### WHAT YOU SHOULD DO:
Could you copy every record below exactly, leaving out the pictures?

### DATA TO USE

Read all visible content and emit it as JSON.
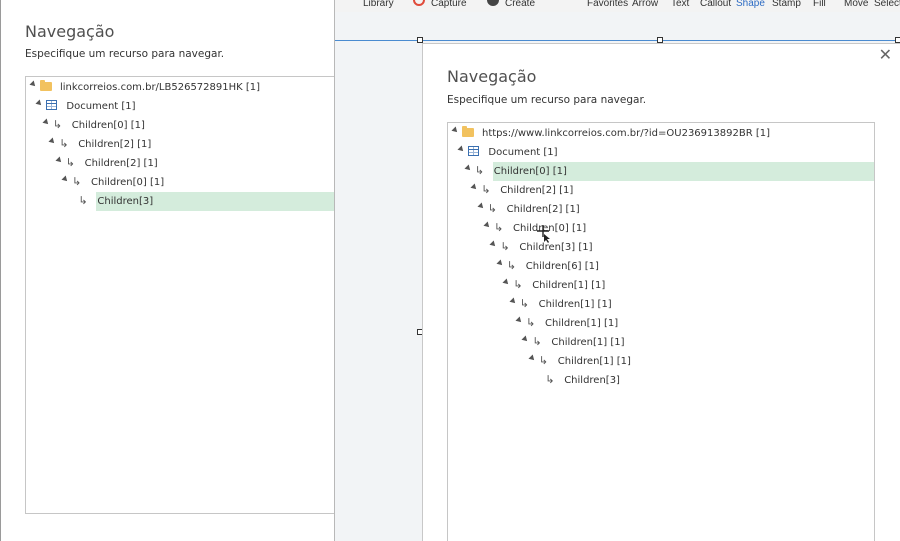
{
  "back_dialog": {
    "title": "Navegação",
    "subtitle": "Especifique um recurso para navegar.",
    "tree": [
      {
        "label": "linkcorreios.com.br/LB526572891HK [1]",
        "icon": "folder-icon",
        "depth": 0,
        "expanded": true,
        "selected": false
      },
      {
        "label": "Document [1]",
        "icon": "table-icon",
        "depth": 1,
        "expanded": true,
        "selected": false
      },
      {
        "label": "Children[0] [1]",
        "icon": "child-arrow-icon",
        "depth": 2,
        "expanded": true,
        "selected": false
      },
      {
        "label": "Children[2] [1]",
        "icon": "child-arrow-icon",
        "depth": 3,
        "expanded": true,
        "selected": false
      },
      {
        "label": "Children[2] [1]",
        "icon": "child-arrow-icon",
        "depth": 4,
        "expanded": true,
        "selected": false
      },
      {
        "label": "Children[0] [1]",
        "icon": "child-arrow-icon",
        "depth": 5,
        "expanded": true,
        "selected": false
      },
      {
        "label": "Children[3]",
        "icon": "child-arrow-icon",
        "depth": 6,
        "expanded": false,
        "selected": true
      }
    ]
  },
  "toolbar": {
    "library": "Library",
    "capture": "Capture",
    "create": "Create",
    "favorites": "Favorites",
    "arrow": "Arrow",
    "text": "Text",
    "callout": "Callout",
    "shape": "Shape",
    "stamp": "Stamp",
    "fill": "Fill",
    "move": "Move",
    "select": "Select",
    "active_tool": "Shape",
    "active_color": "#2d6bc3"
  },
  "front_dialog": {
    "title": "Navegação",
    "subtitle": "Especifique um recurso para navegar.",
    "close_icon": "close-icon",
    "tree": [
      {
        "label": "https://www.linkcorreios.com.br/?id=OU236913892BR [1]",
        "icon": "folder-icon",
        "depth": 0,
        "expanded": true,
        "selected": false
      },
      {
        "label": "Document [1]",
        "icon": "table-icon",
        "depth": 1,
        "expanded": true,
        "selected": false
      },
      {
        "label": "Children[0] [1]",
        "icon": "child-arrow-icon",
        "depth": 2,
        "expanded": true,
        "selected": true
      },
      {
        "label": "Children[2] [1]",
        "icon": "child-arrow-icon",
        "depth": 3,
        "expanded": true,
        "selected": false
      },
      {
        "label": "Children[2] [1]",
        "icon": "child-arrow-icon",
        "depth": 4,
        "expanded": true,
        "selected": false
      },
      {
        "label": "Children[0] [1]",
        "icon": "child-arrow-icon",
        "depth": 5,
        "expanded": true,
        "selected": false
      },
      {
        "label": "Children[3] [1]",
        "icon": "child-arrow-icon",
        "depth": 6,
        "expanded": true,
        "selected": false
      },
      {
        "label": "Children[6] [1]",
        "icon": "child-arrow-icon",
        "depth": 7,
        "expanded": true,
        "selected": false
      },
      {
        "label": "Children[1] [1]",
        "icon": "child-arrow-icon",
        "depth": 8,
        "expanded": true,
        "selected": false
      },
      {
        "label": "Children[1] [1]",
        "icon": "child-arrow-icon",
        "depth": 9,
        "expanded": true,
        "selected": false
      },
      {
        "label": "Children[1] [1]",
        "icon": "child-arrow-icon",
        "depth": 10,
        "expanded": true,
        "selected": false
      },
      {
        "label": "Children[1] [1]",
        "icon": "child-arrow-icon",
        "depth": 11,
        "expanded": true,
        "selected": false
      },
      {
        "label": "Children[1] [1]",
        "icon": "child-arrow-icon",
        "depth": 12,
        "expanded": true,
        "selected": false
      },
      {
        "label": "Children[3]",
        "icon": "child-arrow-icon",
        "depth": 13,
        "expanded": false,
        "selected": false
      }
    ]
  },
  "colors": {
    "selection": "#d4ecdc",
    "folder": "#f2c25f",
    "table": "#3a6fb0",
    "accent_line": "#4a8bd0"
  }
}
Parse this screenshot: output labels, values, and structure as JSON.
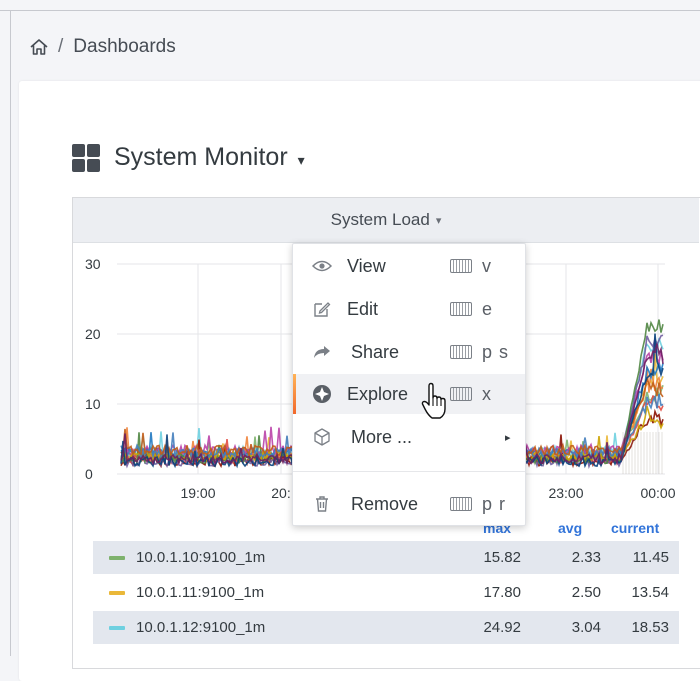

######

### SOLUTION TO THIS PROBLEM:
Read all visible content and emit it as JSON.
{
  "back_dialog": {
    "title": "Navegação",
    "subtitle": "Especifique um recurso para navegar.",
    "tree": [
      {
        "label": "linkcorreios.com.br/LB526572891HK [1]",
        "icon": "folder-icon",
        "depth": 0,
        "expanded": true,
        "selected": false
      },
      {
        "label": "Document [1]",
        "icon": "table-icon",
        "depth": 1,
        "expanded": true,
        "selected": false
      },
      {
        "label": "Children[0] [1]",
        "icon": "child-arrow-icon",
        "depth": 2,
        "expanded": true,
        "selected": false
      },
      {
        "label": "Children[2] [1]",
        "icon": "child-arrow-icon",
        "depth": 3,
        "expanded": true,
        "selected": false
      },
      {
        "label": "Children[2] [1]",
        "icon": "child-arrow-icon",
        "depth": 4,
        "expanded": true,
        "selected": false
      },
      {
        "label": "Children[0] [1]",
        "icon": "child-arrow-icon",
        "depth": 5,
        "expanded": true,
        "selected": false
      },
      {
        "label": "Children[3]",
        "icon": "child-arrow-icon",
        "depth": 6,
        "expanded": false,
        "selected": true
      }
    ]
  },
  "toolbar": {
    "library": "Library",
    "capture": "Capture",
    "create": "Create",
    "favorites": "Favorites",
    "arrow": "Arrow",
    "text": "Text",
    "callout": "Callout",
    "shape": "Shape",
    "stamp": "Stamp",
    "fill": "Fill",
    "move": "Move",
    "select": "Select",
    "active_tool": "Shape",
    "active_color": "#2d6bc3"
  },
  "front_dialog": {
    "title": "Navegação",
    "subtitle": "Especifique um recurso para navegar.",
    "close_icon": "close-icon",
    "tree": [
      {
        "label": "https://www.linkcorreios.com.br/?id=OU236913892BR [1]",
        "icon": "folder-icon",
        "depth": 0,
        "expanded": true,
        "selected": false
      },
      {
        "label": "Document [1]",
        "icon": "table-icon",
        "depth": 1,
        "expanded": true,
        "selected": false
      },
      {
        "label": "Children[0] [1]",
        "icon": "child-arrow-icon",
        "depth": 2,
        "expanded": true,
        "selected": true
      },
      {
        "label": "Children[2] [1]",
        "icon": "child-arrow-icon",
        "depth": 3,
        "expanded": true,
        "selected": false
      },
      {
        "label": "Children[2] [1]",
        "icon": "child-arrow-icon",
        "depth": 4,
        "expanded": true,
        "selected": false
      },
      {
        "label": "Children[0] [1]",
        "icon": "child-arrow-icon",
        "depth": 5,
        "expanded": true,
        "selected": false
      },
      {
        "label": "Children[3] [1]",
        "icon": "child-arrow-icon",
        "depth": 6,
        "expanded": true,
        "selected": false
      },
      {
        "label": "Children[6] [1]",
        "icon": "child-arrow-icon",
        "depth": 7,
        "expanded": true,
        "selected": false
      },
      {
        "label": "Children[1] [1]",
        "icon": "child-arrow-icon",
        "depth": 8,
        "expanded": true,
        "selected": false
      },
      {
        "label": "Children[1] [1]",
        "icon": "child-arrow-icon",
        "depth": 9,
        "expanded": true,
        "selected": false
      },
      {
        "label": "Children[1] [1]",
        "icon": "child-arrow-icon",
        "depth": 10,
        "expanded": true,
        "selected": false
      },
      {
        "label": "Children[1] [1]",
        "icon": "child-arrow-icon",
        "depth": 11,
        "expanded": true,
        "selected": false
      },
      {
        "label": "Children[1] [1]",
        "icon": "child-arrow-icon",
        "depth": 12,
        "expanded": true,
        "selected": false
      },
      {
        "label": "Children[3]",
        "icon": "child-arrow-icon",
        "depth": 13,
        "expanded": false,
        "selected": false
      }
    ]
  },
  "colors": {
    "selection": "#d4ecdc",
    "folder": "#f2c25f",
    "table": "#3a6fb0",
    "accent_line": "#4a8bd0"
  }
}
Parse this screenshot: output labels, values, and structure as JSON.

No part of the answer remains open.